When it comes to the practice of adding fluoride to the water supply, Ellijay resident Daniel Stockin believes “the handwriting is literally on the wall.”
“Fluoridation is going to collapse,” he went on to predict. “The crowd that’s been supporting it is starting to turn on each other … I’m not interested in blame or credit, I just want it to stop.”
Since beginning in Grand Rapids, Mich., in 1945, water fluoridation has been touted as a successful means of reducing tooth decay by a variety of health care organizations ranging from the American Dental Association to the U.S. Centers for Disease Control and Prevention.
A career public health professional and former manager of the Environmental Protection Agency Western Regional Lead Training Center, Stockin also believed in its effectiveness for many years, until he began to study the issue for himself. Using the arsenal knowledge from his background in toxin assessment and safely managing hazardous materials, he came to the conclusion that fluoride in public water systems could actually contribute to serious health problems.
“I was a pariah in my own field,” he told the Times-Courier, as he described how his views were received.
Stockin is founder of the Gilmer County-based nonprofit organization The Lillie Center for Energy and Health Studies and has dedicated himself to spreading the word about the dangers he believes fluoride poses.
Health achievement or potential danger?
Although fluoridation is proclaimed on the CDC’s website as “one of 10 great public health achievements of the 20th century,” Stockin fears the conversation about the issue has been dominated by the dental health community.
“They let the dentists tell us everything we need to know about (fluoridation),” he observed, adding he determined through Freedom of Information Act requests for CDC documents that only dental health directors were involved in developing the organization’s statements supporting fluoridation.
Stockin is particularly concerned that there is no way of determining the total dose of fluoride individuals are receiving.
“(Dentists) claim that, miraculously, swallowing completely uncontrolled, unknown amounts of fluorides by people of unknown medical histories affects only the teeth in their mouths and no other tissues throughout the rest of the body,” Stockin stated in a 2013 Times-Courier interview.
Pointing to several recent studies and articles, however, he argues that other parts of the body can be adversely affected by too much fluoride intake.
For instance, in late February, both the United Kingdom news source The Telegraph and Newsweek published articles about a recent University of Kent study linking water fluoridation to an increased risk for developing hypothyroidism.
Stockin also referenced a publication by the National Research Council of the National Academies, which describes some of the susceptible subpopulations that can be impacted by too much fluoride.

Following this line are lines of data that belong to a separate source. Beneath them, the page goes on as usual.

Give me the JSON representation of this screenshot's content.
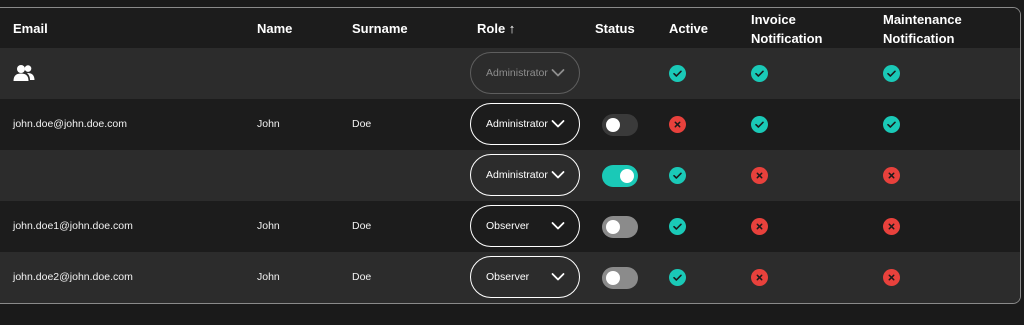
{
  "colors": {
    "check": "#1ac9b7",
    "cross": "#e8413c",
    "toggle_on": "#1ac9b7"
  },
  "headers": {
    "email": "Email",
    "name": "Name",
    "surname": "Surname",
    "role": "Role ↑",
    "status": "Status",
    "active": "Active",
    "invoice_line1": "Invoice",
    "invoice_line2": "Notification",
    "maintenance_line1": "Maintenance",
    "maintenance_line2": "Notification"
  },
  "rows": [
    {
      "icon": "users-icon",
      "email": "",
      "name": "",
      "surname": "",
      "role": "Administrator",
      "role_disabled": true,
      "status": null,
      "active": "check",
      "invoice": "check",
      "maintenance": "check"
    },
    {
      "email": "john.doe@john.doe.com",
      "name": "John",
      "surname": "Doe",
      "role": "Administrator",
      "status": "off",
      "active": "cross",
      "invoice": "check",
      "maintenance": "check"
    },
    {
      "email": "",
      "name": "",
      "surname": "",
      "role": "Administrator",
      "status": "on",
      "active": "check",
      "invoice": "cross",
      "maintenance": "cross"
    },
    {
      "email": "john.doe1@john.doe.com",
      "name": "John",
      "surname": "Doe",
      "role": "Observer",
      "status": "off",
      "active": "check",
      "invoice": "cross",
      "maintenance": "cross"
    },
    {
      "email": "john.doe2@john.doe.com",
      "name": "John",
      "surname": "Doe",
      "role": "Observer",
      "status": "off",
      "active": "check",
      "invoice": "cross",
      "maintenance": "cross"
    }
  ]
}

In particular, the document stated, “Individuals with renal (kidney) disease are of particular concern because their ability to excrete fluoride can be seriously inhibited, causing greater uptake of fluoride into their bones.”
Even at the basic level of fluoride’s effectiveness of preventing tooth decay, Stockin has concerns.
He argues that fluoride is more efficacious when it is topically applied directly to the teeth rather than swallowed for systemic absorption. In other words, he compared water fluoridation to a doctor instructing a patient to drink sunscreen to prevent sunburn rather than applying it directly to the skin.
An end to mandated fluoridation?
Explaining that the fluoridation issue is beginning to receive more international attention, Stockin observed, “The ‘Fluoridegate’ scandal continues to unravel.”
In Georgia, communities are mandated to fluoridate public water supplies, but House Bill 129 has the potential to change what Stockin describes as “an outdated law.”
The bill is currently being considered by the Government Affairs Committee. If it is not presented to the House and approved by Friday — the 30th day of the session, commonly called Crossover Day — the bill will not have time to move to the Senate and will have to wait until next year’s legislative session.
Georgia is not the only part of the world reconsidering its use of fluoride in public water systems.
Citing how city councillors in Dublin, Ireland, voted to end water fluoridation in October, Stockin stated, “This is illustrative of what’s going on.”
He added he has been in contact with well-known consumer advocate Erin Brockovich — subject of a 2000 film of the same name starring Julia Roberts — who has been posting articles on the subject of the negative impacts of fluoridation on her Facebook page and highlighted the issue during a recent trip to Australia.
“See it for yourself,” recommended Stockin, explaining how he encourages people to research the issue.
He also pointed out that people who get their drinking water from wells are not exempt from coming into contact with fluoridated water. Common foodstuffs like bread and canned corn are often made in places that use fluoridated water and thus people receive “a dose” of fluoride even when consuming those items.
“Everyone needs to get involved,” he concluded.
To learn more about the nonprofit activities of The Lillie Center, visit the website nextstagescience.org